Penguin Station

No offence to Ladbrokes of course. Keustermans simply preaches a gospel of fun – responsible and good clean casino fun. The “good clean fun” bit is vital, as Plumbee mainly develops Facebook games, meaning customers need to feel comfortable with their friends knowing they are giving the slots a whirl.

How’s Plumbee doing now? After its set-up in June 2011, the casino games start-up has grown to over £10m annual revenue. Its grip on the casino sector on Facebook is clear, with its Mirrorball Slots game getting well over 1.2 million monthly users, and some 280,000 daily users. Somehow, it is holding its own against the bigger games giants.

Its chief has big plans, cooly telling me of his reluctance to sell out as he envisages Plumbee growing potentially 10 times its size in the next two years.

With such ambitions on show, I sat down to find out more about the Plumbee story and how it’s set out to disrupt the way slots games (and one day the rest of the casino game market) are played online.

Hi Raf. Tell me how you and your partners started Plumbee…

Gerald [Tan], Jodi [Moran] and I all worked together at PlayFish, which was a social gaming studio acquired by EA.

I left in October 2010 to become an independent consultant so spent quite a bit of time working with other games studios. I also worked a lot with VCs specifically to do due diligence for gaming studios, which became quite handy later. Gerald left EA six months after me and became a consultant on the product side, and I’m more on the marketing side.

Even though we obviously like each other and respect each other professionally, it’s not like we were three best buddies dreaming of making casino games since we were 11.

We were all quite rational people and I think we talked a lot quite informally about what we could do as obviously consulting from our perspective is not really a real business.

You learn a lot and financially it’s not the worst thing to do but obviously it’s not scalable, you don’t actually build something.

With our background we wanted to do something in this area and social games fitted the bill.

In games, there are two main risks. One is title risk – if you build something, will there be an audience for it? Even really good studios with the best people in the world can put out titles that fail.

The other risk is execution risk. With that, we felt more comfortable because we know about the technology, marketing and getting the product out.

How much did you raise to get started?

We raised $2.8m from Idinvest, a French fund. We got $1.4m to start and once we could prove we weren’t just partying it away, we got the rest of the amount.
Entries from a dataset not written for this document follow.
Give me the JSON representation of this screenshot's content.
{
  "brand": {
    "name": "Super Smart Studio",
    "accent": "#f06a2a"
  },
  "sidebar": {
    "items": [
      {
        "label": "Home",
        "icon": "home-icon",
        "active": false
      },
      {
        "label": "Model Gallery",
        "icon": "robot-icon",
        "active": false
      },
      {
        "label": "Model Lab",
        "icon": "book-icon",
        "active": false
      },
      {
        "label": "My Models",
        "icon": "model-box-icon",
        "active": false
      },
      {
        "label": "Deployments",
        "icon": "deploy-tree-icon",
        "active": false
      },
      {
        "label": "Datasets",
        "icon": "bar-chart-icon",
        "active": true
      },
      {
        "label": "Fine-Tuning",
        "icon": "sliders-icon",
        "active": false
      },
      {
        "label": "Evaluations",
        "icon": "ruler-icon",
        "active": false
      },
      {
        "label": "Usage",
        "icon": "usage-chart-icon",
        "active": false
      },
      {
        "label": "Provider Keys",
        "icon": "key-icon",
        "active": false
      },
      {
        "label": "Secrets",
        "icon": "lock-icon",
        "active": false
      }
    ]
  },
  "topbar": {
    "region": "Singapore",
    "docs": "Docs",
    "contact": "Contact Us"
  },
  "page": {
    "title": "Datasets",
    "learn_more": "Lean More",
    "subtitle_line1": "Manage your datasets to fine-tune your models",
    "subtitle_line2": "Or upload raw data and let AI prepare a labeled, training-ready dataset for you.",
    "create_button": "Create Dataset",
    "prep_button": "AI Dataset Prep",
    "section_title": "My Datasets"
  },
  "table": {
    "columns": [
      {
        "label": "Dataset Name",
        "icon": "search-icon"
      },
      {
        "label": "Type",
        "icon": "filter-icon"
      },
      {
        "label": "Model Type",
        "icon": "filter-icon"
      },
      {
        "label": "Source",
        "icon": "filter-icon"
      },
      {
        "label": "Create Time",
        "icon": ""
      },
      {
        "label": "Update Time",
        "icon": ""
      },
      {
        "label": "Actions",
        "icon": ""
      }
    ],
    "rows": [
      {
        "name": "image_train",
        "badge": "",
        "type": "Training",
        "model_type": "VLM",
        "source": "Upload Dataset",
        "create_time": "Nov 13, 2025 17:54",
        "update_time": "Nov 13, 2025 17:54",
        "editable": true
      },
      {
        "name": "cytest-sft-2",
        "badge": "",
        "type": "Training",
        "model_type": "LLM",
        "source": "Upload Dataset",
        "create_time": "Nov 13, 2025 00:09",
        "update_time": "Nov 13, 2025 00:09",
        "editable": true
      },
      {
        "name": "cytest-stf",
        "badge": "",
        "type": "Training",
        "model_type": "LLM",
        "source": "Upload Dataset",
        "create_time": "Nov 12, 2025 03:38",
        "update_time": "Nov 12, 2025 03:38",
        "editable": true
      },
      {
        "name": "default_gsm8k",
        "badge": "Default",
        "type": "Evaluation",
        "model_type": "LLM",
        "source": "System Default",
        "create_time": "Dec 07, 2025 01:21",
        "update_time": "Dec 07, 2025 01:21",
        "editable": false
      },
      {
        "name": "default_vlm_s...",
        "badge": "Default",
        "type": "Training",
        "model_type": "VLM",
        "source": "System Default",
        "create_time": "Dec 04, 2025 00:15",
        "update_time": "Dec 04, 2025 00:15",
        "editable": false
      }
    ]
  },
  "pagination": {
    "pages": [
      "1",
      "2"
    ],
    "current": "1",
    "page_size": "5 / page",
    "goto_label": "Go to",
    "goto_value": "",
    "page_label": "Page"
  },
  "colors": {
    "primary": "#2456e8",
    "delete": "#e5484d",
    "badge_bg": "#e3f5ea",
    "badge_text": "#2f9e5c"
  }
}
The full amount was raised pre product and pre revenue.

How long has it taken you to break even?

We were profitable on Facebook after about six weeks, and then we started investing in mobile and started to hire the mobile team.

If you purely look at our Facebook business and the people working for that, it has been profitable pretty much since launch and still is today.

It has followed our revenue evolution, we grew really fast up to June 2012 to just below $1m per month in revenue. After September, it increased 15% and then stabilised to above $1m. Our profits and loss on Facebook is about 25%.

Isn’t there a stereotype of people going on gambling away late at night on their computers?

I don’t think it’s as bad as people say as we’re a fairly grown-up industry. There is a darker edge but the majority play for relatively small amounts.

What are the plans for the future?

The next steps are to bring slots to more platforms like Android and iPhone.

We’re thinking about what our next product should be. Bingo might be an idea, poker would be interesting – as we feel a lot of the apps out there aren’t great – but it is a crowded market out there so may be a bit too early to take on the big boys.

We want to disrupt the casino category at large. If you look at the casino space online, there’s a fairly poor translation of the real stuff. Go to Vegas or Macau and it’s all about entertainment. Everything looks nice and shiny, with big swimming pools and obviously you gamble but the way those strengths have been translated to the online world is very boring. It’s purely focused on the gambling element and that is even poorly executed.

We’re here to make gambling more Vegas and less Ladbrokes!

Article available on LondonLovesBusiness.com